● How to complete this task
Output all records verbatim.

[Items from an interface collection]
_ _ _ _

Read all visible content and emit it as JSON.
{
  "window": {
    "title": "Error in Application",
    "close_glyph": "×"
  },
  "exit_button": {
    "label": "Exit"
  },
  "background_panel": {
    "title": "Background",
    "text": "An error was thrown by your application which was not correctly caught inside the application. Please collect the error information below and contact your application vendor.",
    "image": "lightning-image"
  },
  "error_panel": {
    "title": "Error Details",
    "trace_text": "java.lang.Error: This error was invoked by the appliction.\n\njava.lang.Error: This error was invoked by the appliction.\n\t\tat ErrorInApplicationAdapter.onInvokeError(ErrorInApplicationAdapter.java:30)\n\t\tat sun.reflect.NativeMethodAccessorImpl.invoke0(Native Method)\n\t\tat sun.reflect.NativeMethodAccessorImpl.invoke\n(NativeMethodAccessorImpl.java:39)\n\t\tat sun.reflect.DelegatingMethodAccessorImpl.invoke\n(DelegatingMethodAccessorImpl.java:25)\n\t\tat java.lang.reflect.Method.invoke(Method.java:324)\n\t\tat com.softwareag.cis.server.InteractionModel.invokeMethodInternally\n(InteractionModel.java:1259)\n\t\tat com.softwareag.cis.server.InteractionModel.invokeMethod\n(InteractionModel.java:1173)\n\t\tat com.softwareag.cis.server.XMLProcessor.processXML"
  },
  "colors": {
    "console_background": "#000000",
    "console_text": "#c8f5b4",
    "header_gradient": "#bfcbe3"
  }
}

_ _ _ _

● Solution for this problem
Read all visible content and emit it as JSON.
{
  "window": {
    "title": "Error in Application",
    "close_glyph": "×"
  },
  "exit_button": {
    "label": "Exit"
  },
  "background_panel": {
    "title": "Background",
    "text": "An error was thrown by your application which was not correctly caught inside the application. Please collect the error information below and contact your application vendor.",
    "image": "lightning-image"
  },
  "error_panel": {
    "title": "Error Details",
    "trace_text": "java.lang.Error: This error was invoked by the appliction.\n\njava.lang.Error: This error was invoked by the appliction.\n\t\tat ErrorInApplicationAdapter.onInvokeError(ErrorInApplicationAdapter.java:30)\n\t\tat sun.reflect.NativeMethodAccessorImpl.invoke0(Native Method)\n\t\tat sun.reflect.NativeMethodAccessorImpl.invoke\n(NativeMethodAccessorImpl.java:39)\n\t\tat sun.reflect.DelegatingMethodAccessorImpl.invoke\n(DelegatingMethodAccessorImpl.java:25)\n\t\tat java.lang.reflect.Method.invoke(Method.java:324)\n\t\tat com.softwareag.cis.server.InteractionModel.invokeMethodInternally\n(InteractionModel.java:1259)\n\t\tat com.softwareag.cis.server.InteractionModel.invokeMethod\n(InteractionModel.java:1173)\n\t\tat com.softwareag.cis.server.XMLProcessor.processXML"
  },
  "colors": {
    "console_background": "#000000",
    "console_text": "#c8f5b4",
    "header_gradient": "#bfcbe3"
  }
}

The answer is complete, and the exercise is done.